It’s not déjà vu
Tom Hayden sees more change than repetition in our history
He’s seen it all before: an unpopular war, an even more unpopular president and a contested Democratic primary. But if you ask Tom Hayden about déjà vu, he doesn’t immediately start reminiscing about the police riot at the Democratic Convention in Chicago 40 years ago, or about the trial that followed, in which he and six other defendants were accused of seeking to overthrow the government.
Hayden’s most recent book, Writings for a Democratic Society: The Tom Hayden Reader, is devoted to his entire career. “The book covers 50 years of my writing, so I feel sometimes like an archeological site,” Hayden told SN&R. “You can excavate any decade you wish, but it does provide a kind of unique perspective when you get to this age.”
Hayden will be in town this week for a book signing, where he’ll be joined by collaborator Frank Condon, artistic director of Sacramento’s River Stage. In addition to Writings for a Democratic Society, they’ll be signing and discussing Voices of the Chicago Eight: A Generation on Trial. Condon’s play about the trial, taken from transcripts and court documents, is included in the volume.
With a career that’s included grassroots organizing and 18 years in the California Legislature, Hayden’s now putting his experience to work, from globalization of trade in Latin America to the Obama campaign. “I helped start up a group called Progressives for Obama,” he said, rattling off the Web address (www.progressivesforobama.blogspot.com). He’s also been active in the movement to end the wars in Iraq and Afghanistan.
Why aren’t Americans, who seem so dissatisfied with current policy, especially in Iraq, “taking it to the streets” as they did in the Vietnam era?
“The simple explanation is the right one: The Iraq war was designed to keep protests at a controllable level,” he said.

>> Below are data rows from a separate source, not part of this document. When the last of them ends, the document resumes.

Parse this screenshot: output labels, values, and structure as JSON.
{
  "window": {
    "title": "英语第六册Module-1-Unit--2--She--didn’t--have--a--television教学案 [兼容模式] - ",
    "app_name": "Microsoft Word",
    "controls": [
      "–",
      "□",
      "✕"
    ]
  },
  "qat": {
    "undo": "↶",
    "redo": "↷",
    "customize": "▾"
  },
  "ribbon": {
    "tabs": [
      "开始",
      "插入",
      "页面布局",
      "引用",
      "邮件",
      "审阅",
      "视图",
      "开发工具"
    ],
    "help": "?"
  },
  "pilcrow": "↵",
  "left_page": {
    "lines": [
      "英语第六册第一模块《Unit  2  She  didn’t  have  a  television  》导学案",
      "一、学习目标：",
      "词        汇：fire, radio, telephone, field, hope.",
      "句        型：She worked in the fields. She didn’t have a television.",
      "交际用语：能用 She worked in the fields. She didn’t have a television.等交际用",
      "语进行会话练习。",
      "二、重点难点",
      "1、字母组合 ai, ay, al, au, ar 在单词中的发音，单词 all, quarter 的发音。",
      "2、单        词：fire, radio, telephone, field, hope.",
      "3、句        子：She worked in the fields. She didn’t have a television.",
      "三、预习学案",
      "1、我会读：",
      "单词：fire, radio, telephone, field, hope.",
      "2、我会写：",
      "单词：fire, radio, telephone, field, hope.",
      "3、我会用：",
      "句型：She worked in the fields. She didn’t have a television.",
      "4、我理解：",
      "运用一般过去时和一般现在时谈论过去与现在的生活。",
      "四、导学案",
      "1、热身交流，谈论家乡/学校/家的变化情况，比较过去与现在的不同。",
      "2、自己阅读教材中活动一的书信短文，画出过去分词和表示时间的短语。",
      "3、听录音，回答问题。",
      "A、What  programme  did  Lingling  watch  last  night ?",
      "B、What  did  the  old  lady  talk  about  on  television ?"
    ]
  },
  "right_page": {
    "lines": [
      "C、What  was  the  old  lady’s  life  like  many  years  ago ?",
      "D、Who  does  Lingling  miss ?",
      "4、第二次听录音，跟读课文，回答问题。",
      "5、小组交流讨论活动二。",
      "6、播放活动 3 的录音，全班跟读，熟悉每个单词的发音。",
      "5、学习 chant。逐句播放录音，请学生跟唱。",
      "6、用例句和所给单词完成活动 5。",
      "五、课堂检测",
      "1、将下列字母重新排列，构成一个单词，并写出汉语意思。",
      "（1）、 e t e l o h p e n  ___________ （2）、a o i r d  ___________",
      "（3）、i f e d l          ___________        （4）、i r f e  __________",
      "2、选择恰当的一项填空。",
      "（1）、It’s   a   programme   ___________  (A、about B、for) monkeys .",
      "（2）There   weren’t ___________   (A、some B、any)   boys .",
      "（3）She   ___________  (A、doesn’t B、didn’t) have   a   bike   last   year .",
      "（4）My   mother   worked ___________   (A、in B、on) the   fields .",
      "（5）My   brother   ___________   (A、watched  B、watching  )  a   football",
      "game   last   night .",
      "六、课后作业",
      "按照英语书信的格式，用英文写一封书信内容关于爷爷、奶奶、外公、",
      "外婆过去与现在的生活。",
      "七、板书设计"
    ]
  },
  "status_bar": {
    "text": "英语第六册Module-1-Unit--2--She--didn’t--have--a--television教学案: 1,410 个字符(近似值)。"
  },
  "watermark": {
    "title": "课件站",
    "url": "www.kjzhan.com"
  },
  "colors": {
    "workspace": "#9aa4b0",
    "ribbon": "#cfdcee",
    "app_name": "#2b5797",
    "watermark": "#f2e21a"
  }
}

Without a draft, he said, the war might be harder for the Pentagon to fight, but “it also means that protest is channeled through orthodox channels.”
Hayden points to the election of 2006 as an obvious peace mandate, and to the Obama candidacy as an example of engagement with the political process on the part of people who once were excluded. “Some people aren’t happy with the pace” of change, he noted, “but you can’t have it both ways. You can’t have more avenues for participation and no draft and still expect people to take to the barricades as if there’s no other option.”

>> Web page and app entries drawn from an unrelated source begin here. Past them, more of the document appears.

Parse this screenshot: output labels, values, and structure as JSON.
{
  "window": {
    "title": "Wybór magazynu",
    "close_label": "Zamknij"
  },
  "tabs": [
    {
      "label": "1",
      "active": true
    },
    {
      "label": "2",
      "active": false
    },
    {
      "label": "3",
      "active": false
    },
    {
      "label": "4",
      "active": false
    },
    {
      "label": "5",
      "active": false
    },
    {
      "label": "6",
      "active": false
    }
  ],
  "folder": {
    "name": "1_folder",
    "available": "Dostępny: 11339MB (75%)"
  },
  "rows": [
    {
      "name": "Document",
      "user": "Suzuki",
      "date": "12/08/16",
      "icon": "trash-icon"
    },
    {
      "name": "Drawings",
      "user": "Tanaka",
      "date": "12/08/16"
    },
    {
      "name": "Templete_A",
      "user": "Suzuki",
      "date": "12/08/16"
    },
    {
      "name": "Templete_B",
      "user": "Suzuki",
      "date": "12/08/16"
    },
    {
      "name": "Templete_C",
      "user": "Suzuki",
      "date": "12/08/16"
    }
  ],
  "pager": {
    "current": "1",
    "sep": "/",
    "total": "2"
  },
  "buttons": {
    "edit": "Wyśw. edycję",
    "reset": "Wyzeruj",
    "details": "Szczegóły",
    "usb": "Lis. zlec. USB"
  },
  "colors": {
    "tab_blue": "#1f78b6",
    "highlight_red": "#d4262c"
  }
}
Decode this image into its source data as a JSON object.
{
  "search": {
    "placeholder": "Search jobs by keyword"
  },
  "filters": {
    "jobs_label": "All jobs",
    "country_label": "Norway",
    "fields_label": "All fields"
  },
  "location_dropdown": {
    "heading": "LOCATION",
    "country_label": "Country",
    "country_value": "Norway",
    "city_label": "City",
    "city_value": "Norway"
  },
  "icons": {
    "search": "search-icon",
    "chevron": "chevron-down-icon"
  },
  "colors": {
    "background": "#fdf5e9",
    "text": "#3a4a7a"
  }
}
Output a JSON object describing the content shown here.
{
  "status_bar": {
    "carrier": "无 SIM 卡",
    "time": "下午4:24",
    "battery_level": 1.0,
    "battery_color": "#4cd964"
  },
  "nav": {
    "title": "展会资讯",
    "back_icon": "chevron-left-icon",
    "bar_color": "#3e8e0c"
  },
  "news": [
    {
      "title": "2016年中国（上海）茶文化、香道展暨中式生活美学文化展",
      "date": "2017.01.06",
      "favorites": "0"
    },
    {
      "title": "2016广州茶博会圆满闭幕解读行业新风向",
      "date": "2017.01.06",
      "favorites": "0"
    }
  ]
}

Hayden, a self-described “gradualist,” noted that some of the people he’s worked with in the past may disapprove of incremental change. “I agree with the people who are very suspicious of the two-party system and are suspicious of compromises,” he said. “But I also agree with the people who are trying to improve everyday life and trying to make things better by gaining ground.”
And there are still lessons to be learned from the past. “The point of my writing at this point is to put all this in perspective,” he said, “so that people know what social movements can accomplish and the elastic nature of the overall system, even if you can’t quite name it.”